**TASK REQUIREMENTS**
Every line of the records that holds the word "subtitle" should be copied.

**RECORDS FOR THE EXERCISE**

• • • •

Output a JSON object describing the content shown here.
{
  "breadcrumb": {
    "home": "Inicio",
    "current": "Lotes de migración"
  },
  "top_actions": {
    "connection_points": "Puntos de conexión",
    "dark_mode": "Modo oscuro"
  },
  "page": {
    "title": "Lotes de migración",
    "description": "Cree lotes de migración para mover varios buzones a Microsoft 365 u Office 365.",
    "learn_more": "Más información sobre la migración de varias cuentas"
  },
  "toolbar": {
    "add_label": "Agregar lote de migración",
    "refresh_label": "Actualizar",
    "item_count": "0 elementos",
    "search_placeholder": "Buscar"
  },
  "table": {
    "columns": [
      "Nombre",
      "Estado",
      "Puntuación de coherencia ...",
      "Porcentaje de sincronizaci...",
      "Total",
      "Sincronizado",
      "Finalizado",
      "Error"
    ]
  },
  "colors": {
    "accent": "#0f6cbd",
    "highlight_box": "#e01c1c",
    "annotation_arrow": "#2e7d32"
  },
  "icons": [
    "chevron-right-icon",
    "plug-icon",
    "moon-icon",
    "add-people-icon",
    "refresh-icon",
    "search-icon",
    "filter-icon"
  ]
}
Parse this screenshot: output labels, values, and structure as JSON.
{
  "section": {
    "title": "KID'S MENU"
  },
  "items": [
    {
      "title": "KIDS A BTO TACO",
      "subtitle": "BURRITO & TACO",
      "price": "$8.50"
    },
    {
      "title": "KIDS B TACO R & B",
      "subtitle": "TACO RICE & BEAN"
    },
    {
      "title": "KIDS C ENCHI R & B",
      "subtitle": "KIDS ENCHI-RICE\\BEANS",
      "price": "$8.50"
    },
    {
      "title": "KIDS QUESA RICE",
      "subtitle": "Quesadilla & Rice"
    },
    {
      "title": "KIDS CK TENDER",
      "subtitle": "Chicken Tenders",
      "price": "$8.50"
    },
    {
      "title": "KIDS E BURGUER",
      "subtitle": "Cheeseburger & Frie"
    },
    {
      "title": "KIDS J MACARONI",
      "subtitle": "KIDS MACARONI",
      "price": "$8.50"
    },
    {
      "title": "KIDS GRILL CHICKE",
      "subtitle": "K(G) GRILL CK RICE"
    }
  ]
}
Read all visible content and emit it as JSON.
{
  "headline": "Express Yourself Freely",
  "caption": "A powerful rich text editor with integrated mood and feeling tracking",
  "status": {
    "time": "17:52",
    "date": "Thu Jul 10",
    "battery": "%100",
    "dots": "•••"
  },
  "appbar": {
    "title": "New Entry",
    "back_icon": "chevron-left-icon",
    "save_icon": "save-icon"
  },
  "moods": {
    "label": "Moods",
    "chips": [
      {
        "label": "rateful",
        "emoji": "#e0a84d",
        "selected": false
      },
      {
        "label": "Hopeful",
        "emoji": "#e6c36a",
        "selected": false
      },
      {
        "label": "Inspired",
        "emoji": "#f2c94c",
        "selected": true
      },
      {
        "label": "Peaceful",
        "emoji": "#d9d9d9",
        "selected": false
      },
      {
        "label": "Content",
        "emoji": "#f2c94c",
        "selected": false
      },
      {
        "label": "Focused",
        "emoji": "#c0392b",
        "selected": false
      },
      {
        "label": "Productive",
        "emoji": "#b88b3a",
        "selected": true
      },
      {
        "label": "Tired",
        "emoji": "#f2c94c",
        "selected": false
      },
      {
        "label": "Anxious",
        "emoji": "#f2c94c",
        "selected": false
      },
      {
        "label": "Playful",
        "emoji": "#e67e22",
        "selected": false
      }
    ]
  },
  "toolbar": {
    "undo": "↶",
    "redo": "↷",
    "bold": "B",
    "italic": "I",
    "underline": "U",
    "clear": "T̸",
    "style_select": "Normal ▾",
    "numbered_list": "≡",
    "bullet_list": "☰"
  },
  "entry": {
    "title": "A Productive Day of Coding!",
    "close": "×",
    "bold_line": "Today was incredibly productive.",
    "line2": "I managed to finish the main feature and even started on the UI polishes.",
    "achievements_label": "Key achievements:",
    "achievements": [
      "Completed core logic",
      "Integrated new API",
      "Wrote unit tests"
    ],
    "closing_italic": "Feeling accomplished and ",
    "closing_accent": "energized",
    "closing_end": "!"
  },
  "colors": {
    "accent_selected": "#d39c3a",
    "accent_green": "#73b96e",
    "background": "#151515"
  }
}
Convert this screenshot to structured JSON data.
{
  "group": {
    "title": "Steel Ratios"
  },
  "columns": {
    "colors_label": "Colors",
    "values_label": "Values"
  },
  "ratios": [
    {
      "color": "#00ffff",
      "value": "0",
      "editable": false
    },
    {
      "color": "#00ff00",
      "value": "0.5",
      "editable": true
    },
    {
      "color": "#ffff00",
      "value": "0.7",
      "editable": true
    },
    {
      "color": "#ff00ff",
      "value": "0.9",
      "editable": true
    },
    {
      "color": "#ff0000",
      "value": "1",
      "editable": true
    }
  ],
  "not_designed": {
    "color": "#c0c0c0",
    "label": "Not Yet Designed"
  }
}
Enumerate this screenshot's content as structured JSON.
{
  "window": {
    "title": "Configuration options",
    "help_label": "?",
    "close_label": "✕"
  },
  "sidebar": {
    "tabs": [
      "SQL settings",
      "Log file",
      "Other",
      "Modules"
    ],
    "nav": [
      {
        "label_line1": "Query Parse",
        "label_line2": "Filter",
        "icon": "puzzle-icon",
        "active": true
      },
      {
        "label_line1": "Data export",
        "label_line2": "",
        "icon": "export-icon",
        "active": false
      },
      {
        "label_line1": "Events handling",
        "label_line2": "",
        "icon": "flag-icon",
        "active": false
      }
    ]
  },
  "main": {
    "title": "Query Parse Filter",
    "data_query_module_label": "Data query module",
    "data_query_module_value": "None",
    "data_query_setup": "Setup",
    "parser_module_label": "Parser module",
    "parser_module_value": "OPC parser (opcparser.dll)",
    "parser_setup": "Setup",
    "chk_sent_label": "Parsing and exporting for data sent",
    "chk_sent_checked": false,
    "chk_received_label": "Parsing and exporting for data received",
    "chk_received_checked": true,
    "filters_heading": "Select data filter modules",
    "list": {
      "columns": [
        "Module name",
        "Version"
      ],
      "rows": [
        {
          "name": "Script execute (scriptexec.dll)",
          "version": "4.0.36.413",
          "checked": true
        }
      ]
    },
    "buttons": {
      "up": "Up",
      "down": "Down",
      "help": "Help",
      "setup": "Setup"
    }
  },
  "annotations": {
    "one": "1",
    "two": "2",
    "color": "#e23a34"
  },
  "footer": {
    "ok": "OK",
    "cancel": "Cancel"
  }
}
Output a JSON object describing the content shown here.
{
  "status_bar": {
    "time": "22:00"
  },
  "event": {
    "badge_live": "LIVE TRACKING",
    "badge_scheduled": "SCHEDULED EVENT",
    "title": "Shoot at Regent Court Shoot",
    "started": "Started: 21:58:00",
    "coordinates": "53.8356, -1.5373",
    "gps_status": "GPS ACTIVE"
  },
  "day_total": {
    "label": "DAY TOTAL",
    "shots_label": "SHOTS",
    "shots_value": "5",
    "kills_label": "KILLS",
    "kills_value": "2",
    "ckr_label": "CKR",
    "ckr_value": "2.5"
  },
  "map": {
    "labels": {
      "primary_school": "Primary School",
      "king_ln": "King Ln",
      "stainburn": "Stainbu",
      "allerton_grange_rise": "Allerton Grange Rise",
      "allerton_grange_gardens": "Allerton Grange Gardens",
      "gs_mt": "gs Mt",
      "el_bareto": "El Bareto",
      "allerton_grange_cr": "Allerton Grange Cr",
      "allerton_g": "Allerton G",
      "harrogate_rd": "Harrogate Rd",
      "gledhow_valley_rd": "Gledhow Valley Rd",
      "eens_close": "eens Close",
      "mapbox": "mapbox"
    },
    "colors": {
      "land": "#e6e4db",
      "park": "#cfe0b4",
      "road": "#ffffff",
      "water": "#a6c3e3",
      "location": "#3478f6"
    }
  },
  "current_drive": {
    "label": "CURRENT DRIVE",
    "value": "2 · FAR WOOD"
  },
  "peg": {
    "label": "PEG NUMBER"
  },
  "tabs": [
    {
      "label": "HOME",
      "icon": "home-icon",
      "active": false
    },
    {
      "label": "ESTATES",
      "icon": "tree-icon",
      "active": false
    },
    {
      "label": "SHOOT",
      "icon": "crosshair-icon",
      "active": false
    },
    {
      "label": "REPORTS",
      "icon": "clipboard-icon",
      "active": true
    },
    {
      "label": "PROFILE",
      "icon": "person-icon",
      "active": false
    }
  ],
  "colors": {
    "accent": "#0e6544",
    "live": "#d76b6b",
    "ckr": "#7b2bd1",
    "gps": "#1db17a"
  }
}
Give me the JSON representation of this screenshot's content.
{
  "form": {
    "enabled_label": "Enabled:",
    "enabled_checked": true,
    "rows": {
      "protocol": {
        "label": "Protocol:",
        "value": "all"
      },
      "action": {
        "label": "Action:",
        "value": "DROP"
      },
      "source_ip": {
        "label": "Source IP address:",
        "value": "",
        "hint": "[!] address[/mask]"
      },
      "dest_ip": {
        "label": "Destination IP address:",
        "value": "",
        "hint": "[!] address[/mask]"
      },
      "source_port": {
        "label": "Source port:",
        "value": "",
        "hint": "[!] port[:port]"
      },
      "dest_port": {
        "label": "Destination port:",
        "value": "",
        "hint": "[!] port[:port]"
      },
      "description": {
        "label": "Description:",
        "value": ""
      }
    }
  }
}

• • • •

**RESPONSE TO THIS TASK**
      "subtitle": "BURRITO & TACO",
      "subtitle": "TACO RICE & BEAN"
      "subtitle": "KIDS ENCHI-RICE\\BEANS",
      "subtitle": "Quesadilla & Rice"
      "subtitle": "Chicken Tenders",
      "subtitle": "Cheeseburger & Frie"
      "subtitle": "KIDS MACARONI",
      "subtitle": "K(G) GRILL CK RICE"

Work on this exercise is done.